It was proposed by Councillor D. Wilson, seconded by Councillor Bicknell and:
RESOLVED: That Council:
i) Approve the Borough Local Plan and associated Sustainability Appraisal (including Strategic Environmental Assessment (SEA) and Habitats Regulation Assessment (HRA)) for publication under Regulation 19 of the Town and Country Planning (Local Planning) (England) Regulations 2012 and subsequent submission to the Secretary of State for independent examination under section 20 of the Planning and Compulsory Purchase Act 2004.
ii) Delegate authority to the Executive Director, Place in consultation with the Lead Member for Planning final to make editorial and formatting amendments to the Borough Local Plan and supporting documents that (taken together) do not materially affect the policies set out in the Borough Local Plan.
iii) Delegate authority to the Executive Director, Place in consultation with the Lead Member for Planning for the preparation and submission of a schedule of proposed changes to the Regulation 19 Local Plan which are recommended by statutory consultees and/or considered by officers to be necessary that (taken together) do not materially affect the policies set out in the Publication Local Plan.
(33 Councillors voted for the motion: Councillors Christine Bateson, Hashim Bhatti, Phillip Bicknell, John Bowden, Clive Bullock, Stuart Carroll, David Coppinger, Simon Dudley, David Evans, Dr Lilly Evans, Jesse Grey, David Hilton, Maureen Hunt, Richard Kellaway, John Lenton, Paul Lion, Philip Love, Sayonara Luxton, Ross McWilliams, Marion Mills, Gary Muir, Nicola Pryer, Eileen Quick, Jack Rankin, Wesley Richards, MJ Saunders, Shamsul Shelim, Adam Smith, John Story, Lisa Targowska, Derek Wilson, Ed Wilson and Lynda Yong. 10 Councillors voted against the motion: Councillors Malcolm Beer, Paul Brimacombe, Wisdom Da Costa, Charles Hollingsworth, Asghar Majeed, Derek Sharp, Julian Sharpe, Claire Stretton, Leo Walters and Simon Werner)
- Council report BLP, item 144. PDF 431 KB
- Appendix A - Borough Local Plan Submission Version, item 144. PDF 14 MB
- Appendix B - Table of Changes - Reg 19, item 144. PDF 189 KB
- Appendix D - 170607 - DRAFT HRA Screening Report Reg 19, item 144. PDF 895 KB
- D - HRA - Appendix 1 Map of SPA and SAC RBWM, item 144. PDF 7 MB
- D - HRA - Appendix 2.1 North Maidenhead Area, item 144. PDF 6 MB
- D - HRA - Appendix 2.2 South Maidenhead Area, item 144. PDF 7 MB
- D - HRA - Appendix 2.3 Windsor Area, item 144. PDF 6 MB
- D - HRA - Appendix 2.4 Ascot Area, item 144. PDF 6 MB
- Appendix E - Infrastructure Delivery Plan, item 144. PDF 2 MB
- Appendix F - Duty to Cooperate (Compliance Statement), item 144. PDF 983 KB
- Appendix H - BLP Equality Impact Assessment, item 144. PDF 305 KB
- Appendix I - Policies Map - overview, item 144. PDF 490 KB
- Appendix I - Map 1, item 144. PDF 19 MB
- Appendix I - Map 2, item 144. PDF 12 MB
- Appendix I - Map 3, item 144. PDF 20 MB
- Appendix I - Map 4, item 144. PDF 18 MB
- Appendix C - Non-technical summary, item 144. PDF 1 MB
- Reg 18 Cons Report.

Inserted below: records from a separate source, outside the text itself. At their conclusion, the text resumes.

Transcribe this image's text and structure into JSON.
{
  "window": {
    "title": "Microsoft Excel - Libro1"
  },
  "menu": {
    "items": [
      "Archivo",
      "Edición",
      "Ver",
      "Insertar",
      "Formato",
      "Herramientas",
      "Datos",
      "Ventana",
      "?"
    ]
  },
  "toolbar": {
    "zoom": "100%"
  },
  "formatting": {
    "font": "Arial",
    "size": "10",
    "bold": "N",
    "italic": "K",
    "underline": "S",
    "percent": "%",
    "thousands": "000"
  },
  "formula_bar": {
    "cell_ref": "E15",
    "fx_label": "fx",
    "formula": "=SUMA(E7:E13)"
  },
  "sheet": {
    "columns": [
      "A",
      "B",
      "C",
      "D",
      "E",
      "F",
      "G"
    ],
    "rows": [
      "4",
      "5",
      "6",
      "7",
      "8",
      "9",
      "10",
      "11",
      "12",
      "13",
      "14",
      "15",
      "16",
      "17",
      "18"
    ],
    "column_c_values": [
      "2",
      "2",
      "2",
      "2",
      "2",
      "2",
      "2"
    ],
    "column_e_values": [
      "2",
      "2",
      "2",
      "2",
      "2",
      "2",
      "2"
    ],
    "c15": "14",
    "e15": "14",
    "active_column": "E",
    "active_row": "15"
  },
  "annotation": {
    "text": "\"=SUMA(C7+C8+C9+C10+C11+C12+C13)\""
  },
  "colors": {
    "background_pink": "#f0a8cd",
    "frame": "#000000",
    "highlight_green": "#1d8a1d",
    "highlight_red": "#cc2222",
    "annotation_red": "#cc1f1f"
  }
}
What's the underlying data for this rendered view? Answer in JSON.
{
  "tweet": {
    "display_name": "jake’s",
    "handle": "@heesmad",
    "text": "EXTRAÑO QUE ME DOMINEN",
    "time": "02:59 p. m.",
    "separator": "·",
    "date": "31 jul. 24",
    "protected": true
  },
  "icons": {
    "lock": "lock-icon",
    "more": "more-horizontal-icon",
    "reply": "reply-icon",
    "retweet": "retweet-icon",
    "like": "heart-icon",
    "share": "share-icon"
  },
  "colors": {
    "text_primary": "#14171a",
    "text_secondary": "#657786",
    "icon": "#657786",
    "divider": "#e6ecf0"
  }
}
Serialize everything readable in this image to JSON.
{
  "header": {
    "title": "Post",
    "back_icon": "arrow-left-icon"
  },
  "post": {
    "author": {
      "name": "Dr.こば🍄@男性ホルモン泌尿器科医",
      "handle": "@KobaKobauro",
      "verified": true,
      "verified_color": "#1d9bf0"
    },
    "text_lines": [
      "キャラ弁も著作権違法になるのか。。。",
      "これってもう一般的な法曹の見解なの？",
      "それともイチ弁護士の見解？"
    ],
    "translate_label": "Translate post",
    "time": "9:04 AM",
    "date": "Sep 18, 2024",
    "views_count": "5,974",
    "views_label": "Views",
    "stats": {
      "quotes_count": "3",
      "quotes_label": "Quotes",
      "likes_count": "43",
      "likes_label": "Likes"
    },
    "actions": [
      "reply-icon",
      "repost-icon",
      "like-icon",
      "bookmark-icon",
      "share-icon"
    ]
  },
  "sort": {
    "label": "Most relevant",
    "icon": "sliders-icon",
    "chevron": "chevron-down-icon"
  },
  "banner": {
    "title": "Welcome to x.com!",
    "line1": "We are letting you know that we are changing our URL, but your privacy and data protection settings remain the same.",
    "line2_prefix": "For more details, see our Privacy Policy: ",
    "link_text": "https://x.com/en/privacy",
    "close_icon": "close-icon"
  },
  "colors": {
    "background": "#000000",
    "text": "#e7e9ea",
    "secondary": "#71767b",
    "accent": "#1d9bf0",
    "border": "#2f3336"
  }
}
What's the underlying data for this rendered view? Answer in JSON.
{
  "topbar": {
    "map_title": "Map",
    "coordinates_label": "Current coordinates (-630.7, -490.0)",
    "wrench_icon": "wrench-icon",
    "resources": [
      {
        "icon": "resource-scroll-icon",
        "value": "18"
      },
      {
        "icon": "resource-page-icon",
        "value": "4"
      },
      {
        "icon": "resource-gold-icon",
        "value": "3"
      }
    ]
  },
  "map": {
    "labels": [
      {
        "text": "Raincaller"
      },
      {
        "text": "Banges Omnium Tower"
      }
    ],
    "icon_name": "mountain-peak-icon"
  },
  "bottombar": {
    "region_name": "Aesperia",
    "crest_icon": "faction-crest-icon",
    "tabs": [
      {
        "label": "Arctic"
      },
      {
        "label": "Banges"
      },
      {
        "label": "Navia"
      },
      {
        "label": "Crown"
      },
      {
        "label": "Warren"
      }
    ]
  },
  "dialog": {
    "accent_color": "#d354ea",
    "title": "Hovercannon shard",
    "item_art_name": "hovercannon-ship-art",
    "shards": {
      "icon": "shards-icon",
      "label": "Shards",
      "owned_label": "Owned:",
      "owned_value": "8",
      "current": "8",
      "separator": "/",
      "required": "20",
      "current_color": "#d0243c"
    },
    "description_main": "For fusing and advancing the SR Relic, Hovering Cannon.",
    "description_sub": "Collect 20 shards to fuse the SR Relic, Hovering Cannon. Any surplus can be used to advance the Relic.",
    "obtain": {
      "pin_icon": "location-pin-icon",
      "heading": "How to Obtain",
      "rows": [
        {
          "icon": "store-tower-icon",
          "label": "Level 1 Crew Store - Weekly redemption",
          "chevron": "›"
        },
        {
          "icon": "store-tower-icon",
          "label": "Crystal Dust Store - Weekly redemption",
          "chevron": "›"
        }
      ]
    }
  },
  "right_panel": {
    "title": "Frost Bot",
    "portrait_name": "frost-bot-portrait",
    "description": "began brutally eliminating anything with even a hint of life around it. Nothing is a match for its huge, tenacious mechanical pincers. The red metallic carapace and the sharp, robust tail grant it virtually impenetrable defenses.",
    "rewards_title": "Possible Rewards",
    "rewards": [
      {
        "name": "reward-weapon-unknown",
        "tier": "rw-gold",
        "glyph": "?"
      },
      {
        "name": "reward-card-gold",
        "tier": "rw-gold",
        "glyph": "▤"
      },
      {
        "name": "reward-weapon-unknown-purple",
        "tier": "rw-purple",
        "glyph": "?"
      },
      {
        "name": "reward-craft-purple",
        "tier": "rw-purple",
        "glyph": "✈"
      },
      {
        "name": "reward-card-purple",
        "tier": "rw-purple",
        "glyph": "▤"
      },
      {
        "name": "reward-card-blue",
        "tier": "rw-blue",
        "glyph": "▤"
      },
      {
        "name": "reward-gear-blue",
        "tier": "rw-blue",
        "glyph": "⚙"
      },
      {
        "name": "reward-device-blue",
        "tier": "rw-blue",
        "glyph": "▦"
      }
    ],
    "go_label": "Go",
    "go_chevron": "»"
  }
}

Final for web site, item 144. PDF 1 MB
- Reg 18 Cons Report. Appendix 6. Final for website, item 144. PDF 433 KB